# EXERCISE DIRECTIONS
Your answer should repeat every line of the records below in which the word "username" appears.

# SUPPLIED INFORMATION
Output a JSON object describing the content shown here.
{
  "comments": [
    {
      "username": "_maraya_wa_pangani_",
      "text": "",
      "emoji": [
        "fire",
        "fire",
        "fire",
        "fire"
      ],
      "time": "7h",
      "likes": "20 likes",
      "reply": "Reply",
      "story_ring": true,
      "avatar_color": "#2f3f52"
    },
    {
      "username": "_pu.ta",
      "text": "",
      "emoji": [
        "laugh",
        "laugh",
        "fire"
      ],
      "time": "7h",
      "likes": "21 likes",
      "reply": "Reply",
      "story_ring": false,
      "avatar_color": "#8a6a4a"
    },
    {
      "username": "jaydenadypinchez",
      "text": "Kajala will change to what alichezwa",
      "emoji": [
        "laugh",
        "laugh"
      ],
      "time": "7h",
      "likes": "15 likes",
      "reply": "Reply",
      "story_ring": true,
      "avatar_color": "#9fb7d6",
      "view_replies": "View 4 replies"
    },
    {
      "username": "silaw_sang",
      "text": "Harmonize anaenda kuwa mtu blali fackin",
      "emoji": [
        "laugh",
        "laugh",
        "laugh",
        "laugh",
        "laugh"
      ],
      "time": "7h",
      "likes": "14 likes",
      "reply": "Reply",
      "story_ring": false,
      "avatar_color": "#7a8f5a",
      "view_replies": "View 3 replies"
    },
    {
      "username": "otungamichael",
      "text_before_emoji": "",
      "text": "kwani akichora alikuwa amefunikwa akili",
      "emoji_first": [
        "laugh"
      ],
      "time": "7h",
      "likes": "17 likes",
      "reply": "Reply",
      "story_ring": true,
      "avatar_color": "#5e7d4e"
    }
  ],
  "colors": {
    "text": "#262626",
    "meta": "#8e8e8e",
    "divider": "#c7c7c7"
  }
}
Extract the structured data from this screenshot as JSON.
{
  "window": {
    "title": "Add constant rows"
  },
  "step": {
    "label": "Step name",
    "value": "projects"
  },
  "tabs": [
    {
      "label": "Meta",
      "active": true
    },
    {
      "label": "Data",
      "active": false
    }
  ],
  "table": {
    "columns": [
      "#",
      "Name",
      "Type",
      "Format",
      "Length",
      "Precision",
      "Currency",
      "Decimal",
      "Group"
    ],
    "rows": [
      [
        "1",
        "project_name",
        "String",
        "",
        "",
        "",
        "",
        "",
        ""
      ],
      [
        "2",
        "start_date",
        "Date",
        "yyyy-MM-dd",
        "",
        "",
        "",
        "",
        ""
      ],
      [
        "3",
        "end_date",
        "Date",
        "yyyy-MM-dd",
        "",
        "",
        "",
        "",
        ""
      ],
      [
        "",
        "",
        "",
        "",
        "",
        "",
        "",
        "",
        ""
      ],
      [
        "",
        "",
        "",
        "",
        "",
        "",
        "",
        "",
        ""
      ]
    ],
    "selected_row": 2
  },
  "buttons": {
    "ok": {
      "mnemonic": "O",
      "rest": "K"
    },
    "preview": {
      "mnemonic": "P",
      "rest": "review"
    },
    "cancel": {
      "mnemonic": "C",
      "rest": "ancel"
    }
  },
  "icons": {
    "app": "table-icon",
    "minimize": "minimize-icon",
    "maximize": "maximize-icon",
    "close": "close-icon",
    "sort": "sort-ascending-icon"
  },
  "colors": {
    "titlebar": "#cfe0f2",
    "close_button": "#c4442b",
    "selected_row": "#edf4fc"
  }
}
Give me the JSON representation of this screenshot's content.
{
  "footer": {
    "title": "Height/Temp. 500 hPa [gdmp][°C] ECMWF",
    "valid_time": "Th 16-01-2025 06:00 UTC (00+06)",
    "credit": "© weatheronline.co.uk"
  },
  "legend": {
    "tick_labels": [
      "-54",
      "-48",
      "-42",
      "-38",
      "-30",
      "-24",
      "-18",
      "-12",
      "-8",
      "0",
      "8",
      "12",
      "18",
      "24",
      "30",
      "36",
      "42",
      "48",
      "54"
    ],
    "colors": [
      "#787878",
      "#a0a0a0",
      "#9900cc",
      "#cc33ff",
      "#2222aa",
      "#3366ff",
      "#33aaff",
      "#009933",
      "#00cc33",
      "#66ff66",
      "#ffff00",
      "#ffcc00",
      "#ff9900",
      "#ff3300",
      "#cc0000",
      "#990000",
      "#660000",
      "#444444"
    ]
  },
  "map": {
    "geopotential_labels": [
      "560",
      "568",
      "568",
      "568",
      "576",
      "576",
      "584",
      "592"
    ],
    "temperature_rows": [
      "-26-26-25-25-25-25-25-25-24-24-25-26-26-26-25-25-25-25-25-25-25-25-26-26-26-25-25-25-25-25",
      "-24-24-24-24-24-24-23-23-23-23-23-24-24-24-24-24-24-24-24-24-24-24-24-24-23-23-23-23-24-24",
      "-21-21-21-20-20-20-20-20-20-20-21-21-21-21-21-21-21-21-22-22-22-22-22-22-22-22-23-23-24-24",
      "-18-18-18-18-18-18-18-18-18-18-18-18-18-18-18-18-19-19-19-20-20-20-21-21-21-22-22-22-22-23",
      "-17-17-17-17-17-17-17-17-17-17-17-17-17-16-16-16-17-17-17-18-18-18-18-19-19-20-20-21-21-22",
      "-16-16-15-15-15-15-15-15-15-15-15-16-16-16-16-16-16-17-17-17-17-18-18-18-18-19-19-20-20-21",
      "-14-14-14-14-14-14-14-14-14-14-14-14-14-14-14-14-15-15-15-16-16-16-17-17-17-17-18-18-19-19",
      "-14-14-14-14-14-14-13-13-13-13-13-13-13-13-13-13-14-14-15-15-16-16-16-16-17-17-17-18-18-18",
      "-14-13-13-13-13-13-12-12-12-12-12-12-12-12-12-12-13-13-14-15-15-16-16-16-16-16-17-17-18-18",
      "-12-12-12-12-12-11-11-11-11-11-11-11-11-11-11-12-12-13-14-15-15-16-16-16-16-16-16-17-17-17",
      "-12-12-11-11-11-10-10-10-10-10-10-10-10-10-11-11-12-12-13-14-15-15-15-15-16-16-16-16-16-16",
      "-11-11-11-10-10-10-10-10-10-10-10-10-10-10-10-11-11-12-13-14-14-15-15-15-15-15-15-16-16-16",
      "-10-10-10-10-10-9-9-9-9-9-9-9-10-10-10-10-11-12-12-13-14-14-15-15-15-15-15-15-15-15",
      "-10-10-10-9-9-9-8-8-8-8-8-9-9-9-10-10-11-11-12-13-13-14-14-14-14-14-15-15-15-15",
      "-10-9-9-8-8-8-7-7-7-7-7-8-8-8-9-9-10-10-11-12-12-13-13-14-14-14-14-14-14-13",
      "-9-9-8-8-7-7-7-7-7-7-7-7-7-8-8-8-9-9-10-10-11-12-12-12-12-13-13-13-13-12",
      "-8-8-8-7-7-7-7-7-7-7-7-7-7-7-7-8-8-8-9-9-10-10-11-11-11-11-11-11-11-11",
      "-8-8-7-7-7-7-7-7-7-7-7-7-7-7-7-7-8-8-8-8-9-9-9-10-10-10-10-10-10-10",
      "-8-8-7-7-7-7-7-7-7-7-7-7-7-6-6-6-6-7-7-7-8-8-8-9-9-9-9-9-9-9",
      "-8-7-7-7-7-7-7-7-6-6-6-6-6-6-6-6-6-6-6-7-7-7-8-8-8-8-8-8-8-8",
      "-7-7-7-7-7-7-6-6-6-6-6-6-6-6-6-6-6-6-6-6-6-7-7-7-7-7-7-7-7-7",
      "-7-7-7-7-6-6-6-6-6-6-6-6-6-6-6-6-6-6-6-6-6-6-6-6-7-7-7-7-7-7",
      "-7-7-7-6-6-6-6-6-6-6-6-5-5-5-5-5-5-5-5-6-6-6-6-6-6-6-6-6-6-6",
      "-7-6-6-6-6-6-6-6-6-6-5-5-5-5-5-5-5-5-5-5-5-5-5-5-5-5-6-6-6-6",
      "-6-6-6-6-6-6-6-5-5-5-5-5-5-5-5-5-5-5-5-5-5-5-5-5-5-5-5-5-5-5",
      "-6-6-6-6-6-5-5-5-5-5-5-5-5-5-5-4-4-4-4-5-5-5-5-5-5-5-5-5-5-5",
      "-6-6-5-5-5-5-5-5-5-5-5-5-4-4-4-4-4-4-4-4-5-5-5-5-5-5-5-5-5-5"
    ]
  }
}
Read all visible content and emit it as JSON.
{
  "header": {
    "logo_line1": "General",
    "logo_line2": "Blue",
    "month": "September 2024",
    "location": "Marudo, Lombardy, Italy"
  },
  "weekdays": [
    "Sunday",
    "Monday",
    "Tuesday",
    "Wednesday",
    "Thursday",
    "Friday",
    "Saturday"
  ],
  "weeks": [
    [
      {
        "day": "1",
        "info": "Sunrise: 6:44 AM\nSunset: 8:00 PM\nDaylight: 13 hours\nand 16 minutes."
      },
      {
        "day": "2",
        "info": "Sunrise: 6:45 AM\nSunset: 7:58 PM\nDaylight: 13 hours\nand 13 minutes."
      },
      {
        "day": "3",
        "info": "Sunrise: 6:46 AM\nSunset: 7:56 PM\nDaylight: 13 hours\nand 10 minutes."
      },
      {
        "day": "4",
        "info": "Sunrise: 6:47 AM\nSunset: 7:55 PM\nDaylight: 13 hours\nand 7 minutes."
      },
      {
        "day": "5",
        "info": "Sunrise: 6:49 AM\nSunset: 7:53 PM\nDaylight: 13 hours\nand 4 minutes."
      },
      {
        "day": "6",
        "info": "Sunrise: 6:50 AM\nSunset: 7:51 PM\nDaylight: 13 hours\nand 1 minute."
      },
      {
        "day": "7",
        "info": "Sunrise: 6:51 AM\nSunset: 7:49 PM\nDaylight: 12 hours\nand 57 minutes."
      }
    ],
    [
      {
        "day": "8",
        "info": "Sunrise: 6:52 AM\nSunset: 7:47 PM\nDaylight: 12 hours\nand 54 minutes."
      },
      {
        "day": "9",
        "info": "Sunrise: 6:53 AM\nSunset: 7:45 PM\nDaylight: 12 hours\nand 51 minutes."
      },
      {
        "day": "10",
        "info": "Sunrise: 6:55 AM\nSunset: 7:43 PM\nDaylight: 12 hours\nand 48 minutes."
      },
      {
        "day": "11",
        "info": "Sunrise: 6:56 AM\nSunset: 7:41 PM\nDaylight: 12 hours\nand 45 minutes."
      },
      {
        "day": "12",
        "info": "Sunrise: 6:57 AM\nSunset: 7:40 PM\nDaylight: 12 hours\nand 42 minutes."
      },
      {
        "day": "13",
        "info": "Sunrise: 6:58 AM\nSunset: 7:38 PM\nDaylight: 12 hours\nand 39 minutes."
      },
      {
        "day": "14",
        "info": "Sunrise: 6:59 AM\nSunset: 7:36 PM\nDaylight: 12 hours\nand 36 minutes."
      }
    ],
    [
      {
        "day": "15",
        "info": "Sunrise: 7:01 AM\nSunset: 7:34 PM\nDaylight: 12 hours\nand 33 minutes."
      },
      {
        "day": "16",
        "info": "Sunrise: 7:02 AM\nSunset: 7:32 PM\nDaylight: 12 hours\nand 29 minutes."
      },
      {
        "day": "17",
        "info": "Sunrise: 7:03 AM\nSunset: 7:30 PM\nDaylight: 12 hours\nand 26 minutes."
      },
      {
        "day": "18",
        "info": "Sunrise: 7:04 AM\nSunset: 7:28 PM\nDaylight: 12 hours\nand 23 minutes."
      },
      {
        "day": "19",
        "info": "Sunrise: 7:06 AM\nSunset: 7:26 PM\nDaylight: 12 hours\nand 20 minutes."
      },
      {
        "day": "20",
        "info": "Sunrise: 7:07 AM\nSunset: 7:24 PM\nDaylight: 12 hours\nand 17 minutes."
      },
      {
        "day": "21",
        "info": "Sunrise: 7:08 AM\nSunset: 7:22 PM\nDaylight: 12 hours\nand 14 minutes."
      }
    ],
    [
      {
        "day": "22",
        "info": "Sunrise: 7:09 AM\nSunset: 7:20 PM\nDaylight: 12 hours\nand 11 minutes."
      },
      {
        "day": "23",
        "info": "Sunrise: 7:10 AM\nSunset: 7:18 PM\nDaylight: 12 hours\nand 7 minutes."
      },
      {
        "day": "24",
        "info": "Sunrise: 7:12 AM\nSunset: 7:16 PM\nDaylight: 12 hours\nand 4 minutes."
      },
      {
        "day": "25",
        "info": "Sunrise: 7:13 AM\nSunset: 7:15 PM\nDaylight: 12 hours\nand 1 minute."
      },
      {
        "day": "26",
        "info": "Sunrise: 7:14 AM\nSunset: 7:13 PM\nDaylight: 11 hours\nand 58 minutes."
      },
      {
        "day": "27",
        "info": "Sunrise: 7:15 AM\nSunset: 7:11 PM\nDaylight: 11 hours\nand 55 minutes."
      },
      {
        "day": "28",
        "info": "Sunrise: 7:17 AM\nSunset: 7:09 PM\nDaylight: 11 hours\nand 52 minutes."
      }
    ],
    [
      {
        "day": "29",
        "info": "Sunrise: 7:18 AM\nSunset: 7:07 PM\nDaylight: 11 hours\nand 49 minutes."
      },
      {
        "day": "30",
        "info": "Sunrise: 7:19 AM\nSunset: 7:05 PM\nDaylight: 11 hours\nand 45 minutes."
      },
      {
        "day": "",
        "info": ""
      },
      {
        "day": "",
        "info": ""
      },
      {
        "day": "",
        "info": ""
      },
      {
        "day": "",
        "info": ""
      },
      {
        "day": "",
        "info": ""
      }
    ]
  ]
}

# PROBLEM SOLUTION
      "username": "_maraya_wa_pangani_",
      "username": "_pu.ta",
      "username": "jaydenadypinchez",
      "username": "silaw_sang",
      "username": "otungamichael",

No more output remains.